5266
time-to-rethink-prostitution

As the trial of Stephen Griffiths, the “crossbow cannibal” accused of murdering three Bradford prostitutes unfolds, it is impossible not be appalled by the allegations. Like far too many similar incidents before it, this case shows all too clearly the failings of the UK’s sex industry.

While the act of prostitution is legal in the UK public solicitation is prohibited, making street prostitution and curb-crawling illegal. Third-party involvement in the act of prostitution is also prohibited, which makes it illegal to keep a brothel, ‘pimp’ prostitutes or control them through an agency. This current state of legality can make selling oneself in a safe manner rather tricky, especially for the vulnerable.

Setting aside the moral controversy surrounding the sex industry, it is essential that prostitution be completely lifted from the black market for the safety of those involved. In the USA, female street prostitutes are 18 times more likely to be murdered than other women of a similar age and race. As prostitution operates in a hazy legal field, sections of the market are tied up in further criminality, such as people trafficking and drug dealing. Those people who turn to prostitution face a stark choice: break the law by working in a brothel or through an agency, or ‘go it alone’ with next to no support or protection from the potential dangers of an unregulated profession. It is often those in severe financial straits or suffering with an addiction who find themselves exploited and abused, unable to seek help because of their position. A tough police stance on prostitution does little to help the welfare of sex workers, but much to put them at risk. A crackdown on activities like streetwalking simply encourages women to seek new locations from which to work, such as more obscure neighborhoods or those without CCTV.

Instead of the current system, prostitution should be treated like many other professions; legal and regulated, as is the case in countries such as the Netherlands, Germany and New Zealand. Allowing prostitutes the safety and security of a fixed workplace and network of co-workers would put them at much less risk. Evidence shows that the commercialization of prostitution would lead to better rights for workers, better working conditions and more established routes through which to seek help. A legal, competitive brothel or agency would have the incentive to make sure their workers are clean and well looked after – or risk losing business.

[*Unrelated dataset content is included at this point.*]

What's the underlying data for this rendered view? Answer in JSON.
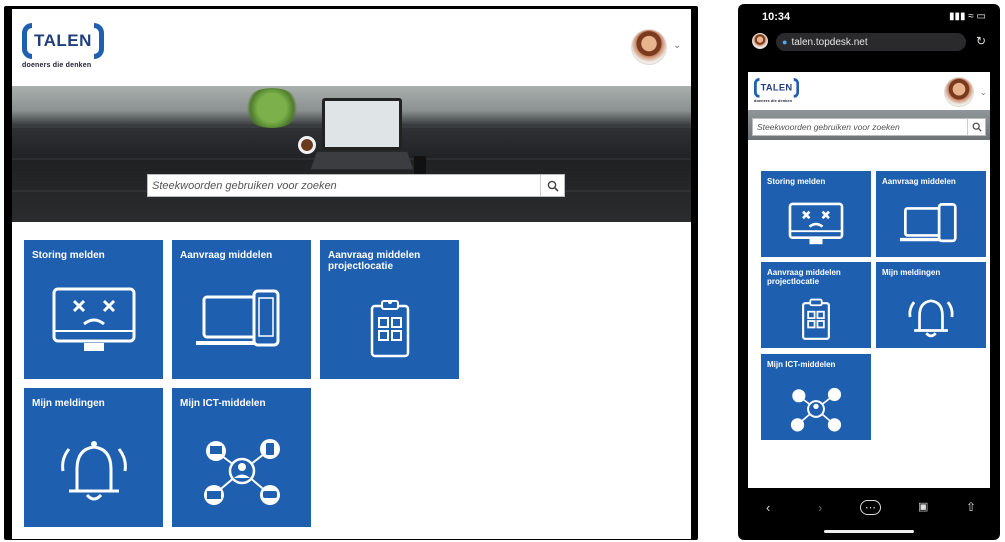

You cannot just legislate against a ‘problem’ to make it go away, and the age-old profession of prostitution is absolutely no exception. This case should act as a catalyst for reform. David Cameron has indicated that he will reconsider the UK’s current legislation, although there seemed no discernable conviction behind his statement. The legalization of prostitution in all its variants is needed to make Britain a freer and more importantly, a safer society.